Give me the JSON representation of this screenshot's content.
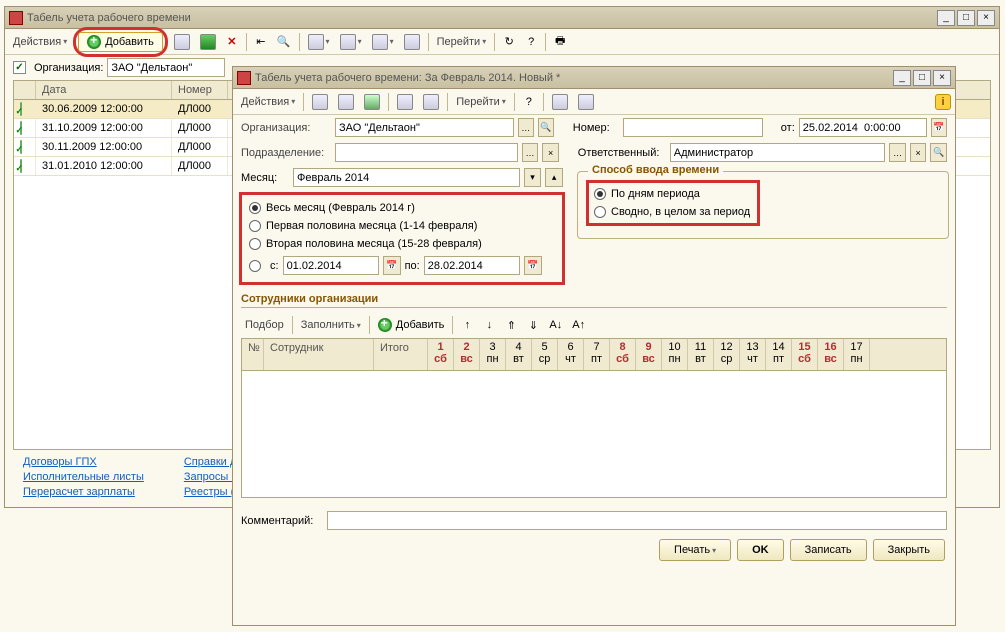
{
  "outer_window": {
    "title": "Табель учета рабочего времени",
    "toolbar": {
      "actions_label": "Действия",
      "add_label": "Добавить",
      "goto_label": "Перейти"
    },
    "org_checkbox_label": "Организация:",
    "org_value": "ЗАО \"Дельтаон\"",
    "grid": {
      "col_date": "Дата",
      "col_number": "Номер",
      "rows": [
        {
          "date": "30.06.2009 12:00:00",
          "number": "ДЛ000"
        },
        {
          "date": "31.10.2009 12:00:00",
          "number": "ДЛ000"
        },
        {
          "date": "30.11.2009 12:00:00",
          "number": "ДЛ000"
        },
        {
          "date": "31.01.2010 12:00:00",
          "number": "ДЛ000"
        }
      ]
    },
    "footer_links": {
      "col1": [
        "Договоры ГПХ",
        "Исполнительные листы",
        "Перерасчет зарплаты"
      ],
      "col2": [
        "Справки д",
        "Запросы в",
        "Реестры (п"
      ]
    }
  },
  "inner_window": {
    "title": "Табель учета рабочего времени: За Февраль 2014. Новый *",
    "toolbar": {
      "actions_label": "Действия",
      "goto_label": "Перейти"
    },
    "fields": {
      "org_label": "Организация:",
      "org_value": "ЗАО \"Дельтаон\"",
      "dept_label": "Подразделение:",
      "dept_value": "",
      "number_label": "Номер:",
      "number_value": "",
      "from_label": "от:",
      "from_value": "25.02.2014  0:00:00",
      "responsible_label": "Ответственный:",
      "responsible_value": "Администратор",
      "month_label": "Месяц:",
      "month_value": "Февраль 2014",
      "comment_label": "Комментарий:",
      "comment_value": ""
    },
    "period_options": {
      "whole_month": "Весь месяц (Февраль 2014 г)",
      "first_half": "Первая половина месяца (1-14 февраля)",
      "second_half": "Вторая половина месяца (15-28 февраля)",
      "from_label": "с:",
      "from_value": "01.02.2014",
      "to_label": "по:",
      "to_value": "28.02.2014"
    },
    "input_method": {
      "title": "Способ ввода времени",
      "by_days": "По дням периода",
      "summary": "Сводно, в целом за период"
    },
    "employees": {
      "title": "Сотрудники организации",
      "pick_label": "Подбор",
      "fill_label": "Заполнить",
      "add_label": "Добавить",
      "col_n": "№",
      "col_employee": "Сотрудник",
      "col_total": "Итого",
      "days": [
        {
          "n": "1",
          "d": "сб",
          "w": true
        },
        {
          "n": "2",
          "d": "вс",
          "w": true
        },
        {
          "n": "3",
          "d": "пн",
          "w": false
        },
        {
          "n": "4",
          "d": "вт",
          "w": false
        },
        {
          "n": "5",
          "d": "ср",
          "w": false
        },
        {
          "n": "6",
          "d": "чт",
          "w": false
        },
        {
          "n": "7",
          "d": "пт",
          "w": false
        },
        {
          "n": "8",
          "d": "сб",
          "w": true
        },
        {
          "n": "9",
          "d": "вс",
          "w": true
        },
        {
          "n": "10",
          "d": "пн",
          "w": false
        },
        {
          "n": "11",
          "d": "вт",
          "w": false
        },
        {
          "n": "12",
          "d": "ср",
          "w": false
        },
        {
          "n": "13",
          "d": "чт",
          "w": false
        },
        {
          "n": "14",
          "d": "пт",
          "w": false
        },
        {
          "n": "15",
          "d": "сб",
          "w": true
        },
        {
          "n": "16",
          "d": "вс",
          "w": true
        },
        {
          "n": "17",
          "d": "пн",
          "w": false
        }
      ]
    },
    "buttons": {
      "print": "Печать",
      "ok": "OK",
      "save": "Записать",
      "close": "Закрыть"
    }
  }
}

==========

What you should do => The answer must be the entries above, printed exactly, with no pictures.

Exercise answer =>
Give me the JSON representation of this screenshot's content.
{
  "outer_window": {
    "title": "Табель учета рабочего времени",
    "toolbar": {
      "actions_label": "Действия",
      "add_label": "Добавить",
      "goto_label": "Перейти"
    },
    "org_checkbox_label": "Организация:",
    "org_value": "ЗАО \"Дельтаон\"",
    "grid": {
      "col_date": "Дата",
      "col_number": "Номер",
      "rows": [
        {
          "date": "30.06.2009 12:00:00",
          "number": "ДЛ000"
        },
        {
          "date": "31.10.2009 12:00:00",
          "number": "ДЛ000"
        },
        {
          "date": "30.11.2009 12:00:00",
          "number": "ДЛ000"
        },
        {
          "date": "31.01.2010 12:00:00",
          "number": "ДЛ000"
        }
      ]
    },
    "footer_links": {
      "col1": [
        "Договоры ГПХ",
        "Исполнительные листы",
        "Перерасчет зарплаты"
      ],
      "col2": [
        "Справки д",
        "Запросы в",
        "Реестры (п"
      ]
    }
  },
  "inner_window": {
    "title": "Табель учета рабочего времени: За Февраль 2014. Новый *",
    "toolbar": {
      "actions_label": "Действия",
      "goto_label": "Перейти"
    },
    "fields": {
      "org_label": "Организация:",
      "org_value": "ЗАО \"Дельтаон\"",
      "dept_label": "Подразделение:",
      "dept_value": "",
      "number_label": "Номер:",
      "number_value": "",
      "from_label": "от:",
      "from_value": "25.02.2014  0:00:00",
      "responsible_label": "Ответственный:",
      "responsible_value": "Администратор",
      "month_label": "Месяц:",
      "month_value": "Февраль 2014",
      "comment_label": "Комментарий:",
      "comment_value": ""
    },
    "period_options": {
      "whole_month": "Весь месяц (Февраль 2014 г)",
      "first_half": "Первая половина месяца (1-14 февраля)",
      "second_half": "Вторая половина месяца (15-28 февраля)",
      "from_label": "с:",
      "from_value": "01.02.2014",
      "to_label": "по:",
      "to_value": "28.02.2014"
    },
    "input_method": {
      "title": "Способ ввода времени",
      "by_days": "По дням периода",
      "summary": "Сводно, в целом за период"
    },
    "employees": {
      "title": "Сотрудники организации",
      "pick_label": "Подбор",
      "fill_label": "Заполнить",
      "add_label": "Добавить",
      "col_n": "№",
      "col_employee": "Сотрудник",
      "col_total": "Итого",
      "days": [
        {
          "n": "1",
          "d": "сб",
          "w": true
        },
        {
          "n": "2",
          "d": "вс",
          "w": true
        },
        {
          "n": "3",
          "d": "пн",
          "w": false
        },
        {
          "n": "4",
          "d": "вт",
          "w": false
        },
        {
          "n": "5",
          "d": "ср",
          "w": false
        },
        {
          "n": "6",
          "d": "чт",
          "w": false
        },
        {
          "n": "7",
          "d": "пт",
          "w": false
        },
        {
          "n": "8",
          "d": "сб",
          "w": true
        },
        {
          "n": "9",
          "d": "вс",
          "w": true
        },
        {
          "n": "10",
          "d": "пн",
          "w": false
        },
        {
          "n": "11",
          "d": "вт",
          "w": false
        },
        {
          "n": "12",
          "d": "ср",
          "w": false
        },
        {
          "n": "13",
          "d": "чт",
          "w": false
        },
        {
          "n": "14",
          "d": "пт",
          "w": false
        },
        {
          "n": "15",
          "d": "сб",
          "w": true
        },
        {
          "n": "16",
          "d": "вс",
          "w": true
        },
        {
          "n": "17",
          "d": "пн",
          "w": false
        }
      ]
    },
    "buttons": {
      "print": "Печать",
      "ok": "OK",
      "save": "Записать",
      "close": "Закрыть"
    }
  }
}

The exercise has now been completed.